+++ Data section

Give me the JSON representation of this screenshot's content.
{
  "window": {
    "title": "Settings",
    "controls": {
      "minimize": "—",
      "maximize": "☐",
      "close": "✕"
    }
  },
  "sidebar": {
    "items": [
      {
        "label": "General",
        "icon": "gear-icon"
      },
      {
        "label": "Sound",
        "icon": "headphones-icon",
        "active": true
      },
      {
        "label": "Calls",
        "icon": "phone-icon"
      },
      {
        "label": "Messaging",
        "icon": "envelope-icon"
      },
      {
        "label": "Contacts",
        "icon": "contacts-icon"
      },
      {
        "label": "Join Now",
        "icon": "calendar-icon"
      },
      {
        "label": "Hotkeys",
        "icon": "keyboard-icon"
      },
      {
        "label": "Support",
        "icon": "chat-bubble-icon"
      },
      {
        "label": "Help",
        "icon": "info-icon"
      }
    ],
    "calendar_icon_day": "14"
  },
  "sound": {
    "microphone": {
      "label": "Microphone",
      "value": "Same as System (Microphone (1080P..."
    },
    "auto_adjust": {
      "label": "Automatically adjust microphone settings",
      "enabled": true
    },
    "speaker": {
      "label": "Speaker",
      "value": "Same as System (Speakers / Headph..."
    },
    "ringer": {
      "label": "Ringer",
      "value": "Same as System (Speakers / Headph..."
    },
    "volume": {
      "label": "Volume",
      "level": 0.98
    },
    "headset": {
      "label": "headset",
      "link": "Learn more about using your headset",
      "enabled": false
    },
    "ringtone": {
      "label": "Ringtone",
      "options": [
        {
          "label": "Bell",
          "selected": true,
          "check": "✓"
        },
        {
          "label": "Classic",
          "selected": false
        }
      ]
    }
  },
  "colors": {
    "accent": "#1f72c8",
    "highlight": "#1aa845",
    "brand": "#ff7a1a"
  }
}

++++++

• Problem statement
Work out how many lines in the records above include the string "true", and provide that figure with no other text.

• Written solution
3